**Goal of the exercise**
Among the entries below, find each line with "this" and show it.

== Data for review

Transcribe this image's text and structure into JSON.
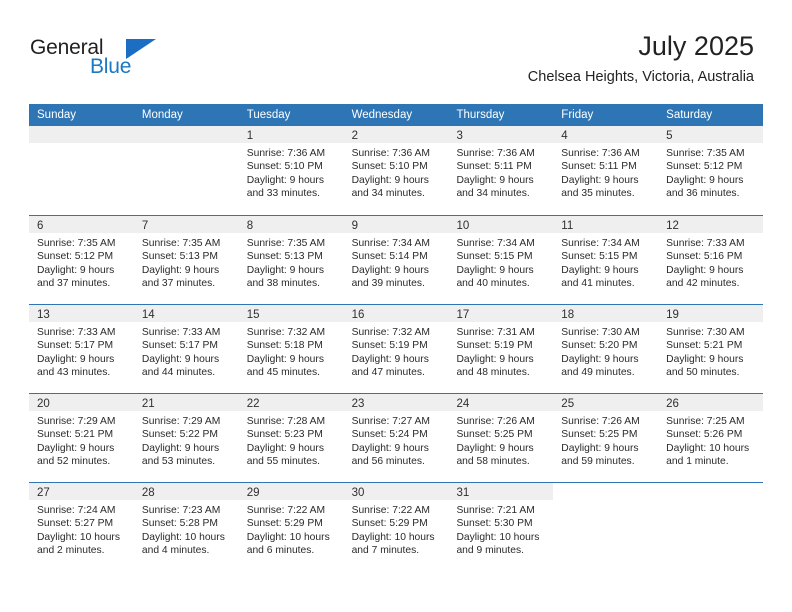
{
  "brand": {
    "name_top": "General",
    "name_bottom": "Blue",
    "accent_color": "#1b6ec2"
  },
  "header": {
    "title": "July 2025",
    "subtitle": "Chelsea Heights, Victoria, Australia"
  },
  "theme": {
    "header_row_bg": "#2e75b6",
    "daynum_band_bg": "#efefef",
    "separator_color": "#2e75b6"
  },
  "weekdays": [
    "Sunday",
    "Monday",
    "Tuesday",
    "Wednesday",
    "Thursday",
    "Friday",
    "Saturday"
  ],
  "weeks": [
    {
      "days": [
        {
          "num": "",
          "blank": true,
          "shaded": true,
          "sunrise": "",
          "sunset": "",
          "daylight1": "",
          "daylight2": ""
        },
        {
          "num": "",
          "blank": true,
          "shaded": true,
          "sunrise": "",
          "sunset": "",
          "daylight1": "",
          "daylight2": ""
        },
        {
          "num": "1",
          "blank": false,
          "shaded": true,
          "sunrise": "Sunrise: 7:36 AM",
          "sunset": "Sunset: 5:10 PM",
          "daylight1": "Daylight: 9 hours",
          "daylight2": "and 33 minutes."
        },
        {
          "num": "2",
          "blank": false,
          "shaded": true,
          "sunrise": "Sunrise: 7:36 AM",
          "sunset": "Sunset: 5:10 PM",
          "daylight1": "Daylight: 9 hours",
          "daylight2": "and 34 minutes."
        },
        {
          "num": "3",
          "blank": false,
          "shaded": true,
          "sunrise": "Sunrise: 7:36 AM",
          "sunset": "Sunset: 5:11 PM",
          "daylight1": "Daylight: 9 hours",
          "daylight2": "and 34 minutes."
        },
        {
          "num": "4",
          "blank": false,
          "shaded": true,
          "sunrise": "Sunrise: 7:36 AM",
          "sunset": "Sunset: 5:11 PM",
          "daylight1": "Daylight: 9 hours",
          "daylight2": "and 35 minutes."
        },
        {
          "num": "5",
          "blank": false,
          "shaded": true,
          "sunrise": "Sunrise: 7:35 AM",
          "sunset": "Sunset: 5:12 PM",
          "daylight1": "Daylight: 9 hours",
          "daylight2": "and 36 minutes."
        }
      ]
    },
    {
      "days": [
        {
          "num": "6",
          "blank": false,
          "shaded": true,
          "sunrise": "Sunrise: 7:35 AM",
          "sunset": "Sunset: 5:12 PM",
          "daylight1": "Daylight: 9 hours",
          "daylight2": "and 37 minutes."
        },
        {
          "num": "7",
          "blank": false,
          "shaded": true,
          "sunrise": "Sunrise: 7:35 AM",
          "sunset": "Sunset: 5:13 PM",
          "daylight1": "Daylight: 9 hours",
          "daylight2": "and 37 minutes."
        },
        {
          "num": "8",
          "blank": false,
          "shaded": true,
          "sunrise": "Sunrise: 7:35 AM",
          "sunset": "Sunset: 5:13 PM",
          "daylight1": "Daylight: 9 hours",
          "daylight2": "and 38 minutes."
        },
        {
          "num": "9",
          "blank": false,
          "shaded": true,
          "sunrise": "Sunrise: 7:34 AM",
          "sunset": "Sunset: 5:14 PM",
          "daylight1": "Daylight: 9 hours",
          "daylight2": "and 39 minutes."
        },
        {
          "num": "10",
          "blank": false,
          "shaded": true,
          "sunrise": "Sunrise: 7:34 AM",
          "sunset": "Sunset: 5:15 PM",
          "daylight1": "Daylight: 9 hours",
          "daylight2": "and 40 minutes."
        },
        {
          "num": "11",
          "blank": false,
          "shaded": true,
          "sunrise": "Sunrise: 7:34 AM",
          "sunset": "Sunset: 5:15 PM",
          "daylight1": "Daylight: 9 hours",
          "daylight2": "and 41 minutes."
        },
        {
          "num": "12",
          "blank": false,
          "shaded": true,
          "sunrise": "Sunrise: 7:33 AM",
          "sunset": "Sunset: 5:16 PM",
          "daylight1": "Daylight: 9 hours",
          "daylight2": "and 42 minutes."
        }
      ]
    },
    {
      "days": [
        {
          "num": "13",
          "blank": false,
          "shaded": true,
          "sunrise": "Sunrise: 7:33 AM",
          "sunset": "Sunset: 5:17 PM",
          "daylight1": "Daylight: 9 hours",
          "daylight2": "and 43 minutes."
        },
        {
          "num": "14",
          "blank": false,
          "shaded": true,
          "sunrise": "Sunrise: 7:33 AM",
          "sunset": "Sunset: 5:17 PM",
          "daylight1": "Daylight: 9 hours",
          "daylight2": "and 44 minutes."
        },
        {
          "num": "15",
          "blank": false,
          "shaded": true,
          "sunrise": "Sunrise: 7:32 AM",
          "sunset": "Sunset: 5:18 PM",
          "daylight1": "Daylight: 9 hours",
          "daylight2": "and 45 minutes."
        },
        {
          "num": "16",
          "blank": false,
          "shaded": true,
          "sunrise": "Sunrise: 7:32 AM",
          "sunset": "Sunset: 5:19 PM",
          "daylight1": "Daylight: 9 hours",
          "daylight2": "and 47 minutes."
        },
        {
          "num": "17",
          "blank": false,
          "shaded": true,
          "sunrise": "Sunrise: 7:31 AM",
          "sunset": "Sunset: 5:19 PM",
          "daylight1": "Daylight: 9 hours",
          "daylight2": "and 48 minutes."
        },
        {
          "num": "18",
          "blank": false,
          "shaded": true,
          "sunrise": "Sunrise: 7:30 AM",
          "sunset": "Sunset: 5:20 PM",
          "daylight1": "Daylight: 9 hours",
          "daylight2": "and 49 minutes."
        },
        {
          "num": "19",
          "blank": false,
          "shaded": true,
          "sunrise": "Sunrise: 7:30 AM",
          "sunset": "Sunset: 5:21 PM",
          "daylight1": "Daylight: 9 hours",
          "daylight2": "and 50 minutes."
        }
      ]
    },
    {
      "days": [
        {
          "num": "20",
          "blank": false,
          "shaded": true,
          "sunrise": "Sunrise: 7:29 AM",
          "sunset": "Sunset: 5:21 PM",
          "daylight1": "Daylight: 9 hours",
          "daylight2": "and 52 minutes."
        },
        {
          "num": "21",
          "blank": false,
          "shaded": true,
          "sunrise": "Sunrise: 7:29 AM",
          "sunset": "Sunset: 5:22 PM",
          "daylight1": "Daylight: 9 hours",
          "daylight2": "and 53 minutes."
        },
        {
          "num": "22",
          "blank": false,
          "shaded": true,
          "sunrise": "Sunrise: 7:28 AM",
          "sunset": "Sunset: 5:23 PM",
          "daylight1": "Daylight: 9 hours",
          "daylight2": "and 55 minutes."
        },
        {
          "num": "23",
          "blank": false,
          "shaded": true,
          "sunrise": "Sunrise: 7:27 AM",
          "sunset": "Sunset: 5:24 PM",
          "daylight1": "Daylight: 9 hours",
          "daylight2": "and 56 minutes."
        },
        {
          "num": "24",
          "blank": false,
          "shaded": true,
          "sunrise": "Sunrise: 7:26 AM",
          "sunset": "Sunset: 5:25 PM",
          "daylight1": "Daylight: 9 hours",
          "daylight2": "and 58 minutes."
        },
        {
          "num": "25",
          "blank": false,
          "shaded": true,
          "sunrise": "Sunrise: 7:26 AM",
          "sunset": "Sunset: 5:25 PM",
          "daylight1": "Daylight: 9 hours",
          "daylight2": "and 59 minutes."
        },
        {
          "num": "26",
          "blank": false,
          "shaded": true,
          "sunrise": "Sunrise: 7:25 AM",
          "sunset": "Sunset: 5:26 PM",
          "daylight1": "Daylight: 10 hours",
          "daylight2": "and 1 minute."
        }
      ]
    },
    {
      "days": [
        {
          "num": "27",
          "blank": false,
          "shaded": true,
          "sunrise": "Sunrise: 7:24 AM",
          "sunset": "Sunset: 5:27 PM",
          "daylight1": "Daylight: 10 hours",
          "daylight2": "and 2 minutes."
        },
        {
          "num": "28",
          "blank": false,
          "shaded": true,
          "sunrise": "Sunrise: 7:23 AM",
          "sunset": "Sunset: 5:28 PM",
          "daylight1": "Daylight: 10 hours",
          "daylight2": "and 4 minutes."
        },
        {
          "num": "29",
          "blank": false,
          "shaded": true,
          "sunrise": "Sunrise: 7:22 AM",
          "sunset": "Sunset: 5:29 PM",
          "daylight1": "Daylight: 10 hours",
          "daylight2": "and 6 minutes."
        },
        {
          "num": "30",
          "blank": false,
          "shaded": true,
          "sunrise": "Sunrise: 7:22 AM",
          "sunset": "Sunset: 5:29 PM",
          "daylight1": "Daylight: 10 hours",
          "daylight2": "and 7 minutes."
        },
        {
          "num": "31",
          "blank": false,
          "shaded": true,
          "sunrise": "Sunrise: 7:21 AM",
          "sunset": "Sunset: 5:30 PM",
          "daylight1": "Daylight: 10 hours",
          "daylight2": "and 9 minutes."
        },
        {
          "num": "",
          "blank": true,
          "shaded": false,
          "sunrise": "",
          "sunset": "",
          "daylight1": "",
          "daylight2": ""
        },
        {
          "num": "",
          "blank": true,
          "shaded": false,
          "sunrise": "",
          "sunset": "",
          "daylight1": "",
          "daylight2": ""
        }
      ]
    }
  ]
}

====
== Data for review

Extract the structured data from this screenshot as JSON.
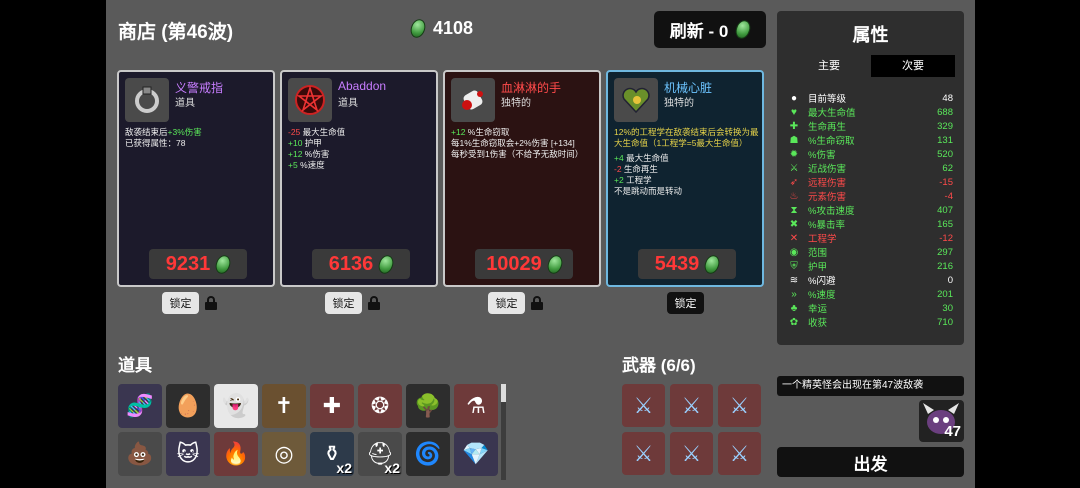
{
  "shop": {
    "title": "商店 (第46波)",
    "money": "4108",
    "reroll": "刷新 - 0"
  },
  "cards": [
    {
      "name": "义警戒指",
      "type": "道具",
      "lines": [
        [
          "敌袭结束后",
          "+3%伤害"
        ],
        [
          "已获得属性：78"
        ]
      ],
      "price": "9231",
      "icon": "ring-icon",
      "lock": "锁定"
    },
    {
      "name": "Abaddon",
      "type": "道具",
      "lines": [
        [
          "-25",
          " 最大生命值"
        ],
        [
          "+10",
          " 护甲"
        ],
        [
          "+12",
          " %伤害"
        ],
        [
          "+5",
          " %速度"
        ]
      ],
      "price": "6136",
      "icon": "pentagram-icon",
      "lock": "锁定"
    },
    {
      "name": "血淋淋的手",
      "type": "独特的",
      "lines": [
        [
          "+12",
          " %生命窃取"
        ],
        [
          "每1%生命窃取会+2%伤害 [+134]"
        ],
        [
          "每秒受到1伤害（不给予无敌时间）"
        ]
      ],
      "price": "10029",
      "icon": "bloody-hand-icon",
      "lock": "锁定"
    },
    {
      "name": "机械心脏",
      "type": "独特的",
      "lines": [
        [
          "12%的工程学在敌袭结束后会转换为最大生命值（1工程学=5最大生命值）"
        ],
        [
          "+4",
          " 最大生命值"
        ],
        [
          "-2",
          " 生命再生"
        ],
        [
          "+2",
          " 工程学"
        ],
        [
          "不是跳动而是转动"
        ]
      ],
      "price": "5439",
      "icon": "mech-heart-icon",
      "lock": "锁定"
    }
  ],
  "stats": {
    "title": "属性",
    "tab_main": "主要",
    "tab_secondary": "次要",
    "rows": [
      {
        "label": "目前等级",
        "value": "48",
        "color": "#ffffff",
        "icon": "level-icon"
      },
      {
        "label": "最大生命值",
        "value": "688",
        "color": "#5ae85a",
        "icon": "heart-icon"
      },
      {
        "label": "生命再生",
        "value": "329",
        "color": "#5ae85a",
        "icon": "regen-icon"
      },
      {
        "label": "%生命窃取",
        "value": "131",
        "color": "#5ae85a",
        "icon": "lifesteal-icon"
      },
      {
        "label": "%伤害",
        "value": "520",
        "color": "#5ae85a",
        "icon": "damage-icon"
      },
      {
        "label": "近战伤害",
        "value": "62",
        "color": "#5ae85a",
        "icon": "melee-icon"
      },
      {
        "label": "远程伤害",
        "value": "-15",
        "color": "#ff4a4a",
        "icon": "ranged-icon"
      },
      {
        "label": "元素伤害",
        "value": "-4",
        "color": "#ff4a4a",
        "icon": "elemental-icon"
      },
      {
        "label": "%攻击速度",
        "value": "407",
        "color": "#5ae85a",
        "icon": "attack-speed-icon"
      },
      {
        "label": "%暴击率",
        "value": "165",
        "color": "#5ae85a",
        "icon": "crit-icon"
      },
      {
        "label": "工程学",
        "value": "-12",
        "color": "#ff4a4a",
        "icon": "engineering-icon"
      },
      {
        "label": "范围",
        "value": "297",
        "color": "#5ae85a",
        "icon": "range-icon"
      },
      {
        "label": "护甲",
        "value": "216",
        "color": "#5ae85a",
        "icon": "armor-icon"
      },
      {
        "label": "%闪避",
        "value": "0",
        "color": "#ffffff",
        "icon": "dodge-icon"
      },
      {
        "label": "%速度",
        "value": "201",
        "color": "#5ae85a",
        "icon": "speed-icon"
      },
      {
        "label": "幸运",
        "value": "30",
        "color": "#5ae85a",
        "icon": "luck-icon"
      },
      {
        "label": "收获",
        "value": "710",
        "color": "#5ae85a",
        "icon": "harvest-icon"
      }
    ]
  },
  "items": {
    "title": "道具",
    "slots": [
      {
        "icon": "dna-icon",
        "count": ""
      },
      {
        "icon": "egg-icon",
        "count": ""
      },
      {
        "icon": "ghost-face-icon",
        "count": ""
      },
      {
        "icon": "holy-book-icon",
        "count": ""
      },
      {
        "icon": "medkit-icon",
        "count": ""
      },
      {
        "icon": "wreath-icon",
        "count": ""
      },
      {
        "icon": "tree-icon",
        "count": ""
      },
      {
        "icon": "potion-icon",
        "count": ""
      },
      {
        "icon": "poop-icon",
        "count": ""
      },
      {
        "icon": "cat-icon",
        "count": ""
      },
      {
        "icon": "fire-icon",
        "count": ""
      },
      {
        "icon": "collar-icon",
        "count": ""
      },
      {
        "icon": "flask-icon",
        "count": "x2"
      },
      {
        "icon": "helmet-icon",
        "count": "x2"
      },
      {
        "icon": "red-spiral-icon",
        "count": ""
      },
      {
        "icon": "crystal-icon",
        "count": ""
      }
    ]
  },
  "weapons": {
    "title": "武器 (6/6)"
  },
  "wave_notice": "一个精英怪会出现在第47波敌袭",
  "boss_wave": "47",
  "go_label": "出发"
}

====

**Finished exercise**
Transcribe this image's text and structure into JSON.
Extract the structured data from this screenshot as JSON.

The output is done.